Starting this fall, the Frick is continuing this evolving discussion with a second symposium, “Technological Revolutions in Art History,” organized in collaboration with the Museum of Modern Art. Similar to its predecessor, the goal of this virtual event is to bring together art historians, computer scientists, and cultural heritage professionals to examine how advances in computer vision technologies are impacting the fields of art history and heritage studies and how scholars and museum professionals might influence future developments in digital imaging, data curation, and artificial intelligence (AI). In particular, presentations will consider how current practices—from digital preservation to photography and 3D modeling to blockchain—are affecting art-historical research, as well as how gaps in access to vital digital tools might be addressed. The collaboration with MoMA (whose library is a partner along with the Frick’s and Brooklyn Museum’s in the New York Art Resources Consortium) enables a wide breadth of topics, including issues related to digitization and museum practice.
The conference is divided into four sessions that will take place online on October 15, 2020; November 12, 2020; January 14, 2021; and March 11, 2021. Anyone interested in these pressing and relevant subjects is invited to attend the symposium via Zoom. Please sign up for one or all four live sessions through the Library Programs page.
Drawing on notable takeaways from the 2018 symposium, such as the importance of collaboration and the critical role art historians must fulfill in the development of computer vision technologies, the first and second sessions are designed to encourage curators, art market professionals, and art historians to connect with the computer sciences.
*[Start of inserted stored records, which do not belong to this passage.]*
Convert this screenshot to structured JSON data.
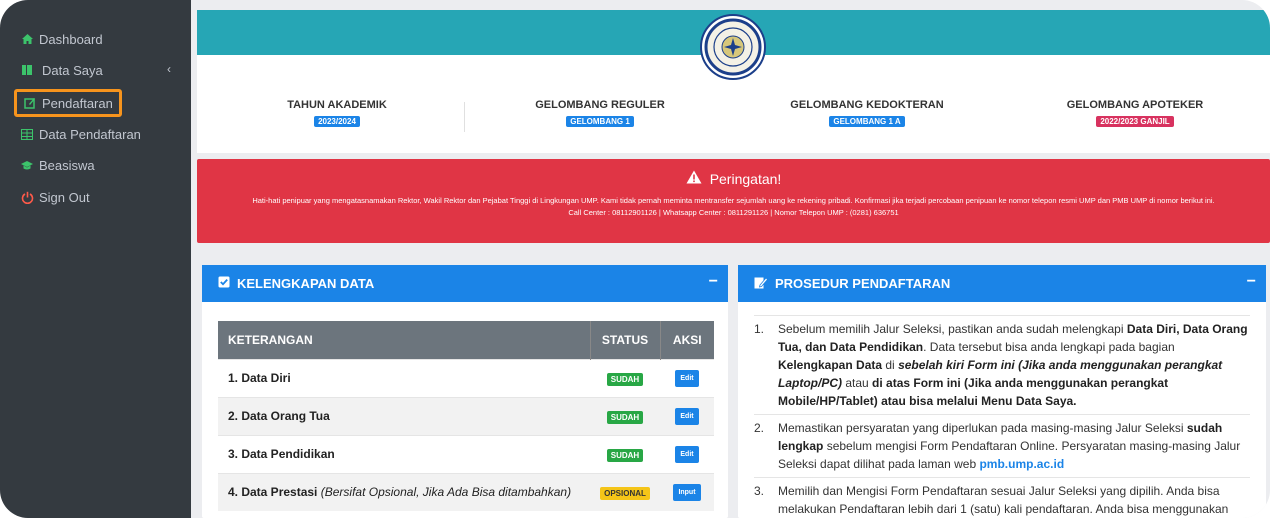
{
  "sidebar": {
    "items": [
      {
        "label": "Dashboard",
        "icon": "home-icon"
      },
      {
        "label": "Data Saya",
        "icon": "book-icon"
      },
      {
        "label": "Pendaftaran",
        "icon": "edit-icon"
      },
      {
        "label": "Data Pendaftaran",
        "icon": "table-icon"
      },
      {
        "label": "Beasiswa",
        "icon": "graduation-cap-icon"
      },
      {
        "label": "Sign Out",
        "icon": "power-icon"
      }
    ]
  },
  "info": {
    "cols": [
      {
        "title": "TAHUN AKADEMIK",
        "badge": "2023/2024"
      },
      {
        "title": "GELOMBANG REGULER",
        "badge": "GELOMBANG 1"
      },
      {
        "title": "GELOMBANG KEDOKTERAN",
        "badge": "GELOMBANG 1 A"
      },
      {
        "title": "GELOMBANG APOTEKER",
        "badge": "2022/2023 GANJIL"
      }
    ]
  },
  "alert": {
    "title": "Peringatan!",
    "message": "Hati-hati penipuar yang mengatasnamakan Rektor, Wakil Rektor dan Pejabat Tinggi di Lingkungan UMP. Kami tidak pernah meminta mentransfer sejumlah uang ke rekening pribadi. Konfirmasi jika terjadi percobaan penipuan ke nomor telepon resmi UMP dan PMB UMP di nomor berikut ini.",
    "contacts": "Call Center : 08112901126 | Whatsapp Center : 0811291126 | Nomor Telepon UMP : (0281) 636751"
  },
  "kelengkapan": {
    "title": "KELENGKAPAN DATA",
    "headers": {
      "keterangan": "KETERANGAN",
      "status": "STATUS",
      "aksi": "AKSI"
    },
    "rows": [
      {
        "label": "1. Data Diri",
        "note": "",
        "status": "SUDAH",
        "action": "Edit"
      },
      {
        "label": "2. Data Orang Tua",
        "note": "",
        "status": "SUDAH",
        "action": "Edit"
      },
      {
        "label": "3. Data Pendidikan",
        "note": "",
        "status": "SUDAH",
        "action": "Edit"
      },
      {
        "label": "4. Data Prestasi",
        "note": "(Bersifat Opsional, Jika Ada Bisa ditambahkan)",
        "status": "OPSIONAL",
        "action": "Input"
      }
    ]
  },
  "prosedur": {
    "title": "PROSEDUR PENDAFTARAN",
    "items": [
      {
        "num": "1.",
        "p1": "Sebelum memilih Jalur Seleksi, pastikan anda sudah melengkapi ",
        "b1": "Data Diri, Data Orang Tua, dan Data Pendidikan",
        "p2": ". Data tersebut bisa anda lengkapi pada bagian ",
        "b2": "Kelengkapan Data",
        "p3": " di ",
        "b3": "sebelah kiri Form ini (Jika anda menggunakan perangkat Laptop/PC)",
        "p4": " atau ",
        "b4": "di atas Form ini (Jika anda menggunakan perangkat Mobile/HP/Tablet) atau bisa melalui Menu Data Saya."
      },
      {
        "num": "2.",
        "p1": "Memastikan persyaratan yang diperlukan pada masing-masing Jalur Seleksi ",
        "b1": "sudah lengkap",
        "p2": " sebelum mengisi Form Pendaftaran Online. Persyaratan masing-masing Jalur Seleksi dapat dilihat pada laman web ",
        "link": "pmb.ump.ac.id"
      },
      {
        "num": "3.",
        "p1": "Memilih dan Mengisi Form Pendaftaran sesuai Jalur Seleksi yang dipilih. Anda bisa melakukan Pendaftaran lebih dari 1 (satu) kali pendaftaran. Anda bisa menggunakan Jalur"
      }
    ]
  },
  "colors": {
    "sidebar": "#343a40",
    "teal": "#26a6b5",
    "blue": "#1b84e7",
    "red": "#e03545",
    "highlight": "#f7941d"
  }
}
The keynote lecture by Jessica Riskin of Stanford University will analyze how the sciences and the humanities were inextricably linked until the dawn of modernism, a presentation that will set the stage for a spirited discussion of how technology has historically played a critical role in the way art historians interact and work with images.
The third session of the symposium will explore the ethics of digitization and how issues of access and discoverability affect art-historical research. Participants will debate the potential for technology to expand audience engagement with cultural heritage institutions and their collections yet also, ironically, to omit context, introduce bias and legal restrictions, and problematize concepts of ownership and authenticity. The fourth and final session of the symposium will highlight recent computational art history initiatives that promote increased interaction with the digitized collections of a variety of cultural heritage sites and institutions.
Fostering dialogue between seemingly disparate audiences in the computer sciences, art history, and digital preservation fields is an ambitious project, but until all of these groups communicate regularly, problems will persist in how art professionals and researchers digitize, catalogue, document, and preserve our cultural patrimony. This symposium hopes to be a first step toward useful and ethical advancements in these areas and more, which promise to reshape and improve how scholars and the public interact with and understand the rich resources of art history.
Dr. David Stork presenting at the symposium, "Searching Through Seeing: Optimizing Computer Vision Technology for the Arts," on April 12, 2018. All photos by George Koelle, The Frick Collection
Dr. Emily L. Spratt delivering the 2018 keynote address
Dr. John R. Smith presenting at the 2018 symposium